‘During stand to a German patrol was advancing along the road directly in front of our positions led by an officer who was obviously unaware of our position. He halted his patrol and checked his map and waved in our direction. Sgt Watson again gave the order to open fire. They were just like sitting ducks, and several perished under this unexpected fire. Those that escaped took up positions in houses alongside the road, where we engaged them all morning, suffering no casualties. They then shelled our positions and the ammunition was getting low. Worse was to follow as we were told that now we were completely surrounded and no communication could be got to the Battalion HQ. Just after midday the order was given to breakout. We proceeded along the river bank leaving a rear guard to enable us to get away.
‘We arrived with no further contacts with the enemy at a place called the Westerbowing. This was the highest point in the whole area and dominates the area of the Rhine and the south bank. It was a few hours later when the Germans finally found our location and a contact began which lasted for three days, with continuous shelling day and night. They probed our positions by using night patrols and we suffered a lot of casualties. Added to that fact, we had no rations however we did manage to get some water.
‘The position for B Company again became un-defendable and we were not that same fighting force who held the position three days earlier. The order was again given to withdraw, and the remnants were sent to different Companies as reinforcements. I went to A Company for a short while, it seemed that we were always digging in, not knowing where we were, no food, and we were always in the open. We watched the supplies being dropped by our own aircraft, but sadly straight into the Germans hands.

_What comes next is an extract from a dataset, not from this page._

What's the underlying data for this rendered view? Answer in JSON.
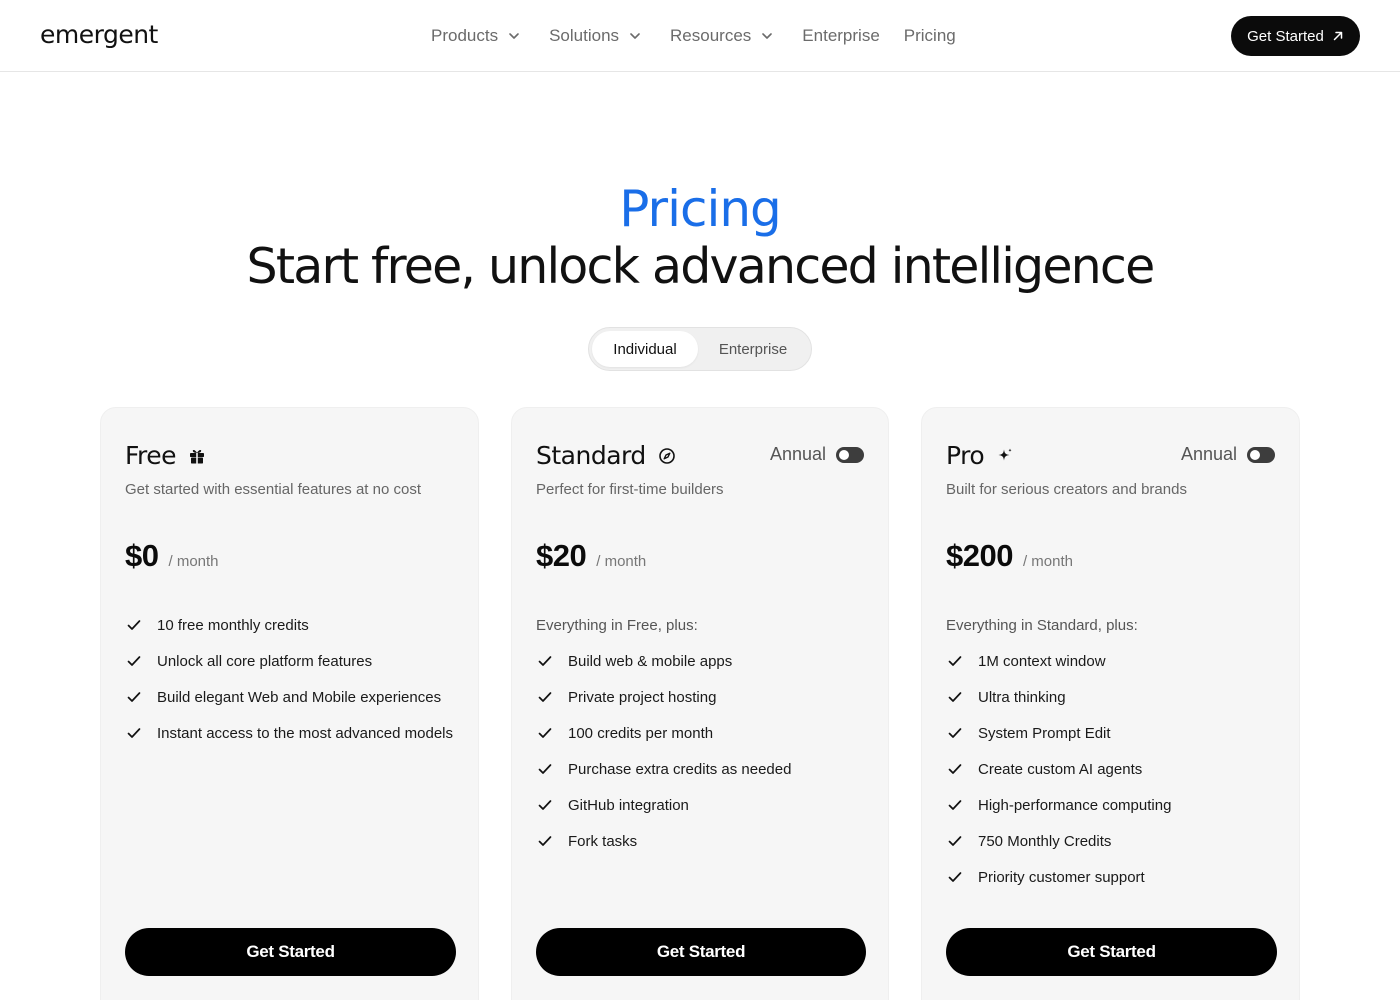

Loss of Platoon Friends
‘14 Platoon had several of its members killed during this time, notably Sergeant Tommy Watson, L/Cpl Holdsworth, Pte Eric Borders, Pte Norman Manchester, Cpl G. Howe and Pte Cranswick. Only 2 returned home: me and Pte Brooke having successfully escaped across the Rhine to safety, which was out of a total of 25.’
In the words of Johnny Peters, as told to Bob HiltonRead More